Cashmaster designs and builds its machines at its base in Rosyth, where the company currently employs around 50 people, and chief financial officer Douglas Ross said it was looking to take on more staff to meet demand for its devices, which work by weighing money rather than mechanically counting notes.

“It’s a very specialised electronic scale, and the software converts the weight into the value,” he said.

Ross said the company had a broad range of customers, covering banks, retailers and even schools, who can use its devices to count cash and supermarket vouchers from the likes of Tesco and Sainsbury’s.

He added: “In the UK, most of our business is with the four main supermarkets. However, we recently did a big order in Australia, and banking is the strongest sector for us over there. In the US, it’s a mixture, covering retail and fast food.”

Exports make up the bulk of Cashmaster’s business, Ross said, adding that its devices are used in around 8,000 coffee shops across the US. It also has sales branches across Europe and distributor deals in countries such as Australia, Canada and Japan.

“Because the core software’s already there, we can pretty much do any currency in the world,” he added.

“One of the main issues is in countries that are very humid, because paper money can absorb moisture. However, our machines are self learning so they can account for changes in weight caused by humidity or wear and tear on notes and coins.”

Marketing manager John Wannan said the firm was keen to use its export success to fund the development of new products, and it continues to enjoy good growth in the UK “despite the growing threat from cheaper imported alternatives”.
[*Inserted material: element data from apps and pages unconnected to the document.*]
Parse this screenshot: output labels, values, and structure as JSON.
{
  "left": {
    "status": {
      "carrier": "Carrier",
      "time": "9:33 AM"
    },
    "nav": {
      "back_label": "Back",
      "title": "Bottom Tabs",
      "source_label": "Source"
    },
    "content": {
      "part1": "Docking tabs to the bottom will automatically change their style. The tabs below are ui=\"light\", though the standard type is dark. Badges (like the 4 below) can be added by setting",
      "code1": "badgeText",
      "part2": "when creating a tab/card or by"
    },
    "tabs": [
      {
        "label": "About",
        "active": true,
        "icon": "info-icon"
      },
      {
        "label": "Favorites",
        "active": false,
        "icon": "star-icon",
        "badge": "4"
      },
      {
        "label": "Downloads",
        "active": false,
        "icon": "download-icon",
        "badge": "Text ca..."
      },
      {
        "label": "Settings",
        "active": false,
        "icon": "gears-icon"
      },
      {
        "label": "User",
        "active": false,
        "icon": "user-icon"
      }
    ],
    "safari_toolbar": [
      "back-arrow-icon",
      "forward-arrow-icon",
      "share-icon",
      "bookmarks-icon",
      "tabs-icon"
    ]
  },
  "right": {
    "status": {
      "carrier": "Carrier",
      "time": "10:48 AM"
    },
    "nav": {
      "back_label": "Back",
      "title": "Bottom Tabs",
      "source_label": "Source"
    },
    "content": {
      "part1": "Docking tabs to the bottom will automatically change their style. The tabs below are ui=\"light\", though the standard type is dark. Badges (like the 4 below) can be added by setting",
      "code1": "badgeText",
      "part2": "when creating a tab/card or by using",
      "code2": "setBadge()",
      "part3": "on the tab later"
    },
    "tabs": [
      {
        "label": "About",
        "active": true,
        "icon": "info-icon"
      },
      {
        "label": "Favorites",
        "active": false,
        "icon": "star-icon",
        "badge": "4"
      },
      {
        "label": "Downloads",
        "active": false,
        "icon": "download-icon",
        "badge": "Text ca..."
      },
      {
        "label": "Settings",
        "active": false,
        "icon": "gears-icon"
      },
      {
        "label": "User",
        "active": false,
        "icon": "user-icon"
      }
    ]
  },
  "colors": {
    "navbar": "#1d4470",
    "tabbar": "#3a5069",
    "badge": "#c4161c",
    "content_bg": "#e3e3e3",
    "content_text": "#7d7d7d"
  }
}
He added: “Our export sales are growing and our strategy is to continue this trend.”